> [WORKING DATA]
►
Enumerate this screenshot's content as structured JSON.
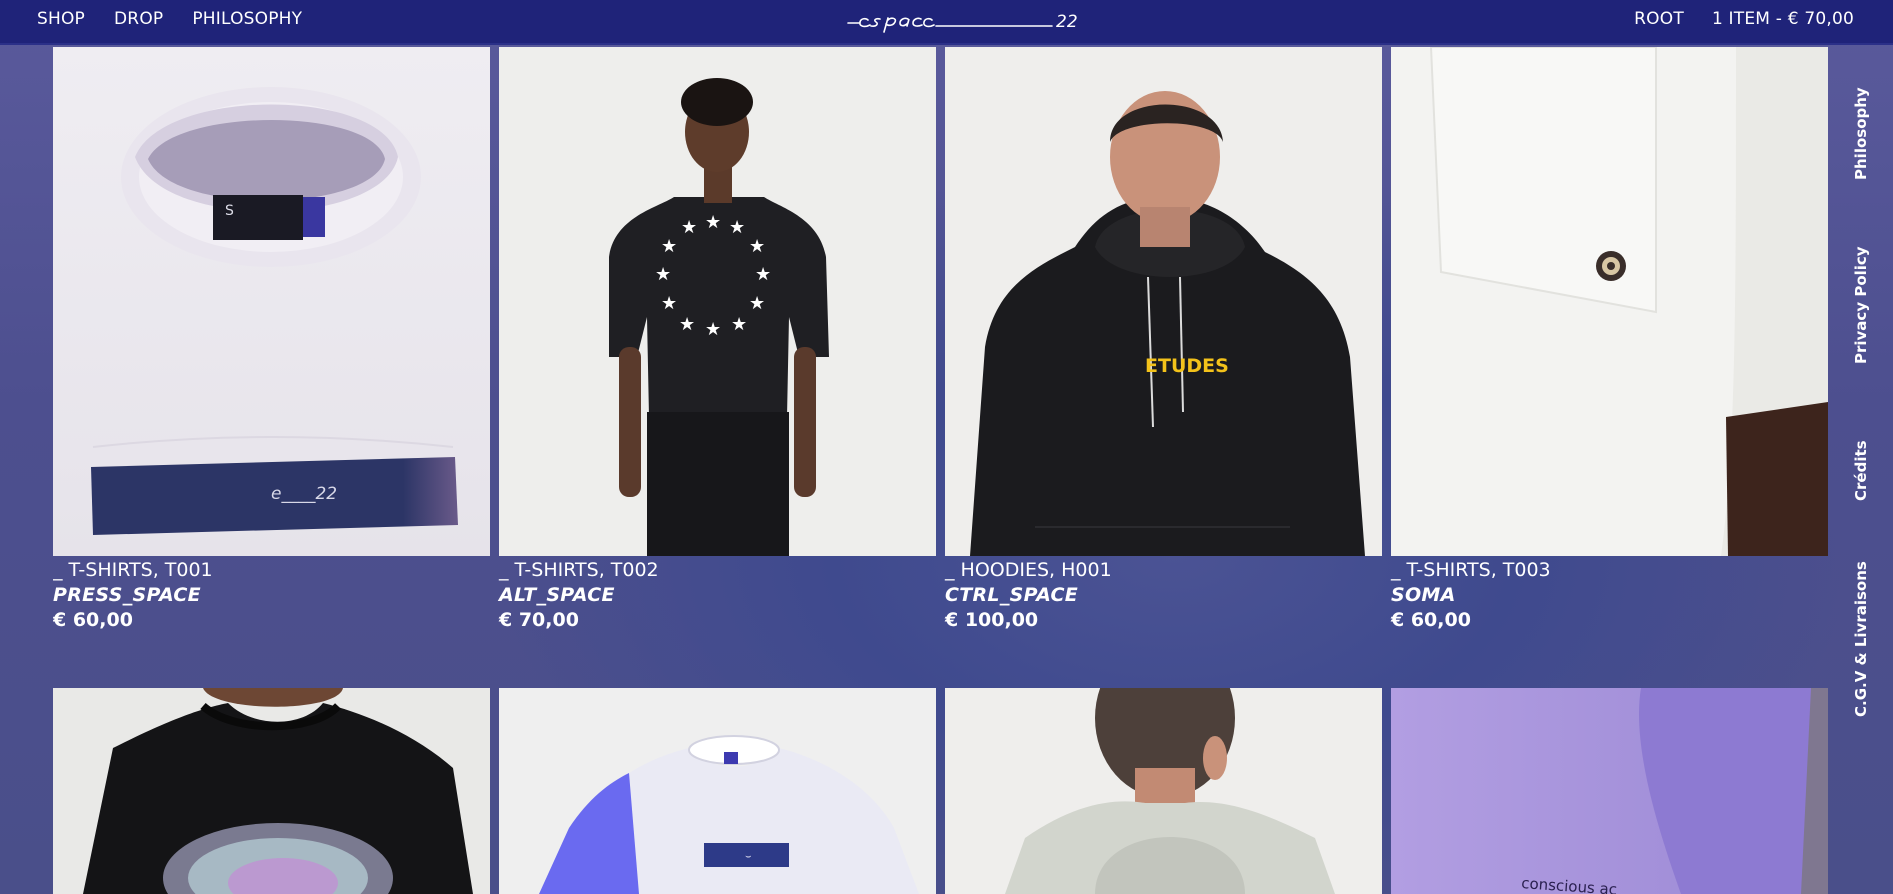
{
  "header": {
    "nav_left": [
      "SHOP",
      "DROP",
      "PHILOSOPHY"
    ],
    "logo_text": "espace____22",
    "nav_right": {
      "account": "ROOT",
      "cart": "1 ITEM - € 70,00"
    }
  },
  "sidebar": {
    "links": [
      "Philosophy",
      "Privacy Policy",
      "Crédits",
      "C.G.V & Livraisons"
    ]
  },
  "products": [
    {
      "category": "_ T-SHIRTS, T001",
      "name": "PRESS_SPACE",
      "price": "€ 60,00",
      "label_text": "e____22"
    },
    {
      "category": "_ T-SHIRTS, T002",
      "name": "ALT_SPACE",
      "price": "€ 70,00"
    },
    {
      "category": "_ HOODIES, H001",
      "name": "CTRL_SPACE",
      "price": "€ 100,00",
      "print_text": "ETUDES"
    },
    {
      "category": "_ T-SHIRTS, T003",
      "name": "SOMA",
      "price": "€ 60,00"
    }
  ],
  "products_row2_images": [
    "black-tee-photo",
    "white-tee-3d-photo",
    "grey-hoodie-back-photo",
    "lilac-fabric-photo"
  ],
  "row2_print_text": "conscious ac",
  "colors": {
    "header_bg": "#1f2379",
    "page_bg": "#4b5394"
  }
}
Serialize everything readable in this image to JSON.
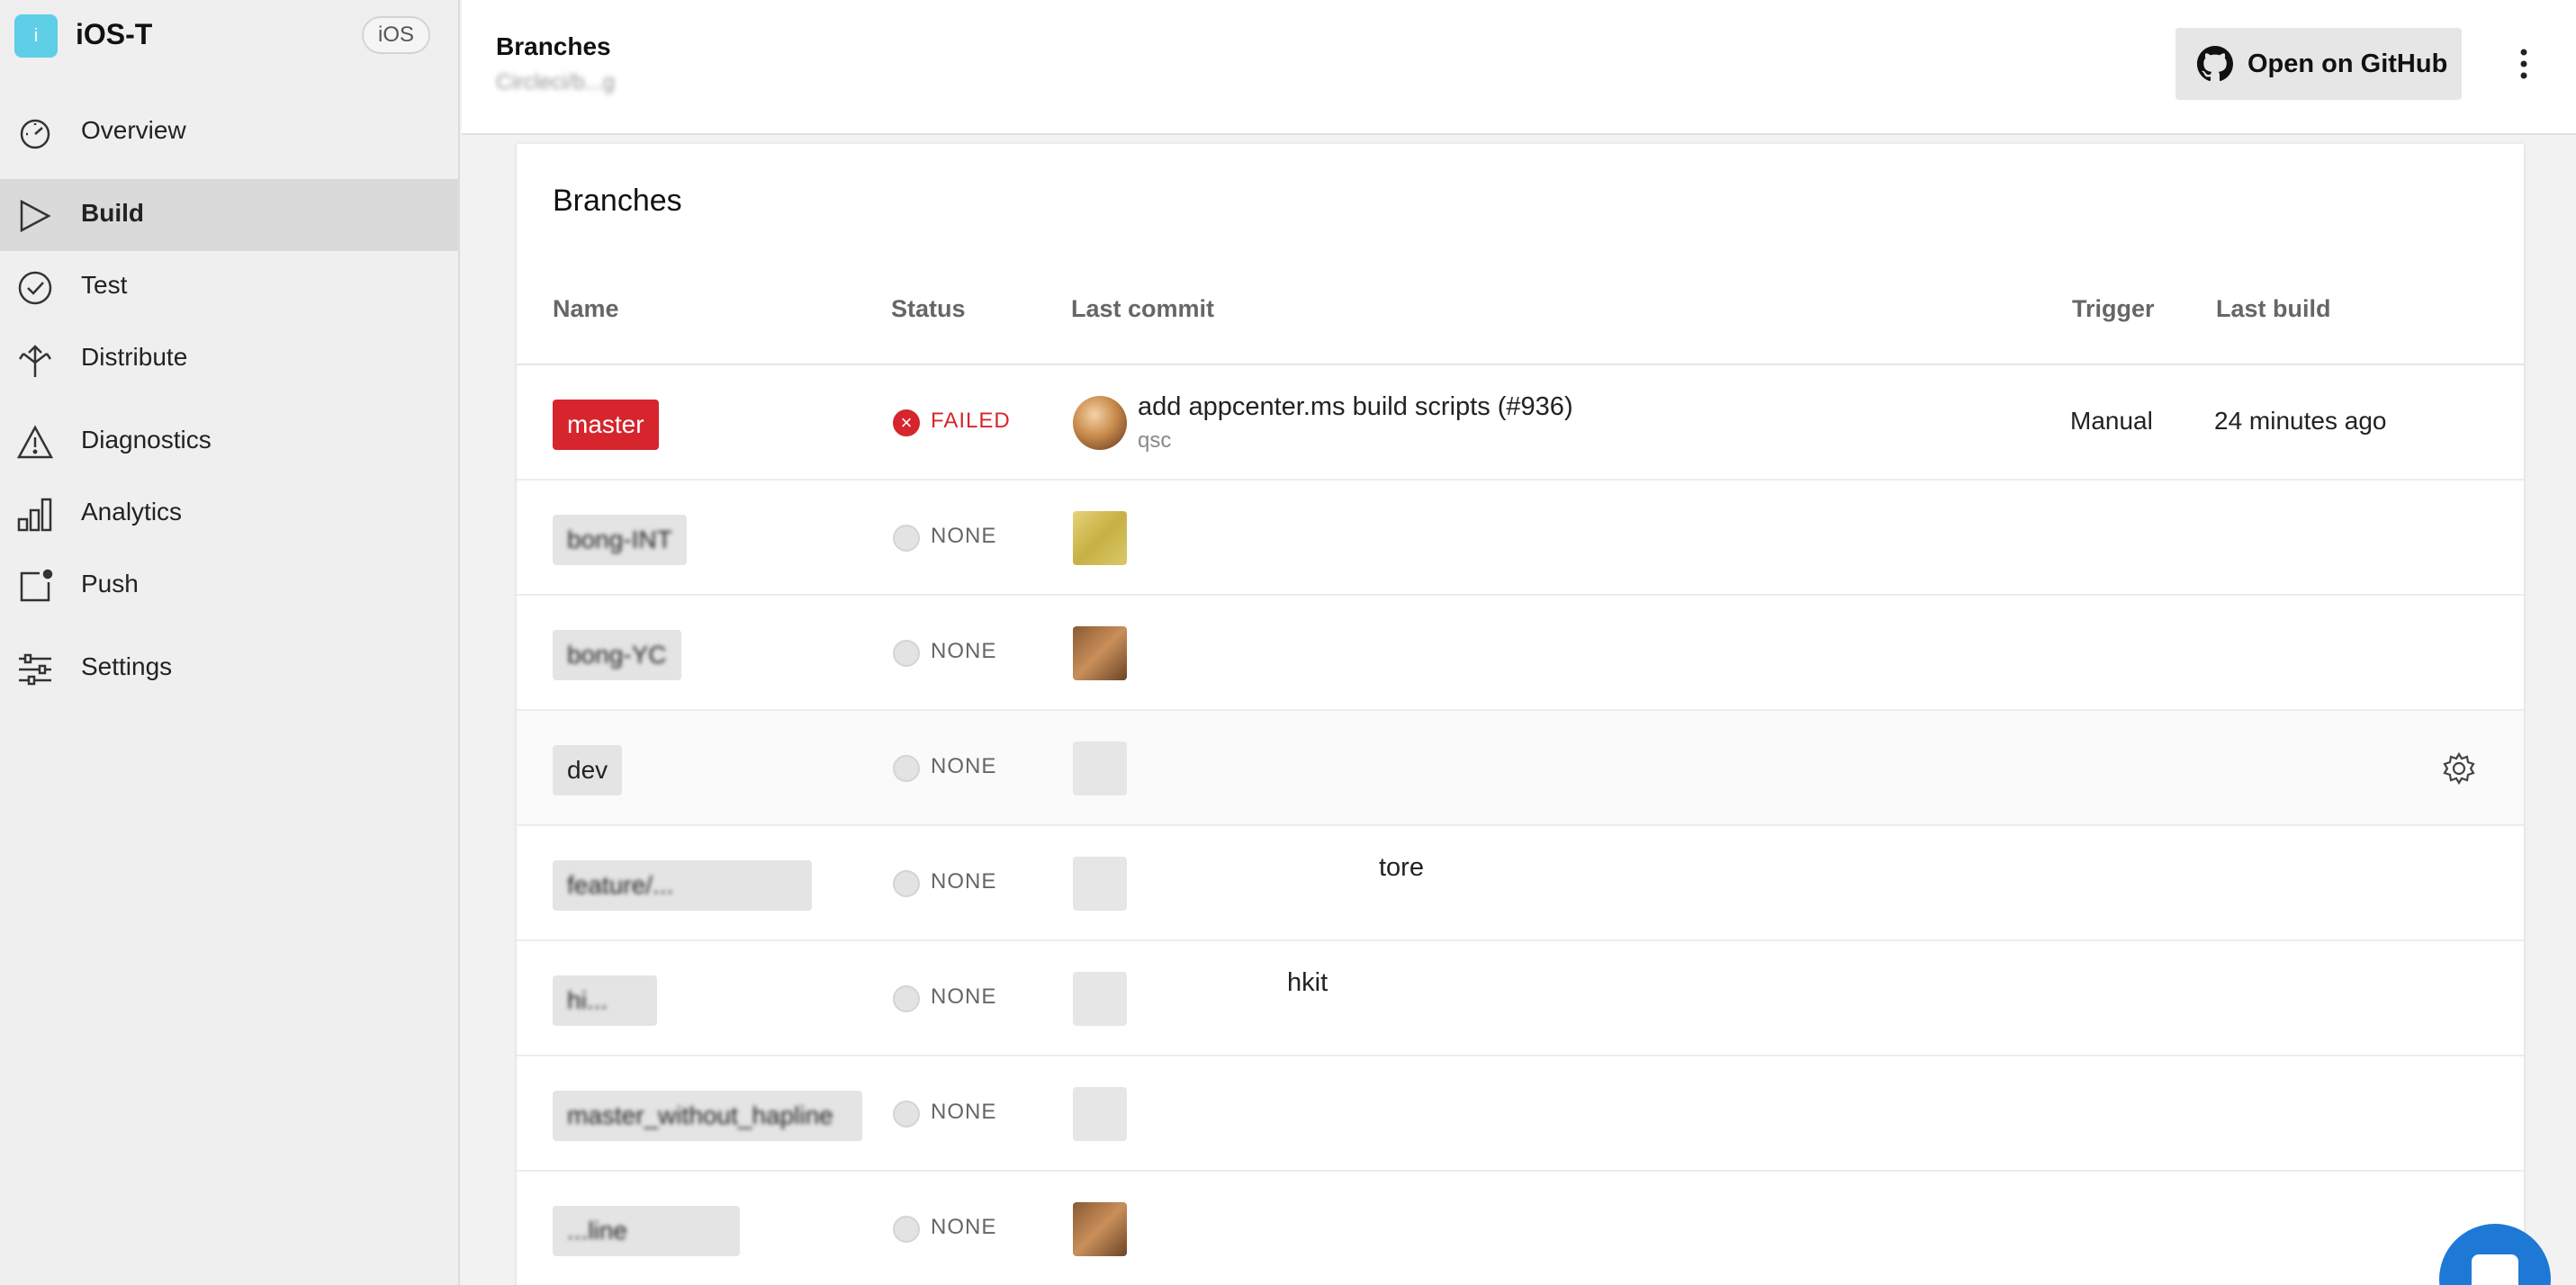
{
  "app": {
    "name": "iOS-T",
    "logo_letter": "i",
    "platform": "iOS",
    "accent_color": "#5fcfe8"
  },
  "sidebar": {
    "items": [
      {
        "label": "Overview",
        "icon": "gauge-icon"
      },
      {
        "label": "Build",
        "icon": "play-icon",
        "active": true
      },
      {
        "label": "Test",
        "icon": "check-circle-icon"
      },
      {
        "label": "Distribute",
        "icon": "distribute-arrows-icon"
      },
      {
        "label": "Diagnostics",
        "icon": "warning-triangle-icon"
      },
      {
        "label": "Analytics",
        "icon": "bar-chart-icon"
      },
      {
        "label": "Push",
        "icon": "push-notification-icon"
      },
      {
        "label": "Settings",
        "icon": "sliders-icon"
      }
    ]
  },
  "header": {
    "title": "Branches",
    "subtitle": "Circleci/b...g",
    "github_button_label": "Open on GitHub"
  },
  "card": {
    "title": "Branches",
    "columns": {
      "name": "Name",
      "status": "Status",
      "last_commit": "Last commit",
      "trigger": "Trigger",
      "last_build": "Last build"
    },
    "rows": [
      {
        "branch": "master",
        "status": "FAILED",
        "commit": "add appcenter.ms build scripts (#936)",
        "author": "qsc",
        "trigger": "Manual",
        "last_build": "24 minutes ago"
      },
      {
        "branch": "bong-INT",
        "status": "NONE",
        "commit": "",
        "author": "",
        "trigger": "",
        "last_build": ""
      },
      {
        "branch": "bong-YC",
        "status": "NONE",
        "commit": "",
        "author": "",
        "trigger": "",
        "last_build": ""
      },
      {
        "branch": "dev",
        "status": "NONE",
        "commit": "",
        "author": "",
        "trigger": "",
        "last_build": ""
      },
      {
        "branch": "feature/...",
        "status": "NONE",
        "commit": "tore",
        "author": "",
        "trigger": "",
        "last_build": ""
      },
      {
        "branch": "hi...",
        "status": "NONE",
        "commit": "hkit",
        "author": "",
        "trigger": "",
        "last_build": ""
      },
      {
        "branch": "master_without_hapline",
        "status": "NONE",
        "commit": "",
        "author": "",
        "trigger": "",
        "last_build": ""
      },
      {
        "branch": "...line",
        "status": "NONE",
        "commit": "",
        "author": "",
        "trigger": "",
        "last_build": ""
      }
    ]
  },
  "colors": {
    "failed": "#d6252d",
    "chat": "#1e79d6"
  }
}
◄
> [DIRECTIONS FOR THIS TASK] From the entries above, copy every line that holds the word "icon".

> [COMPLETED TASK]
        "icon": "gauge-icon"
        "icon": "play-icon",
        "icon": "check-circle-icon"
        "icon": "distribute-arrows-icon"
        "icon": "warning-triangle-icon"
        "icon": "bar-chart-icon"
        "icon": "push-notification-icon"
        "icon": "sliders-icon"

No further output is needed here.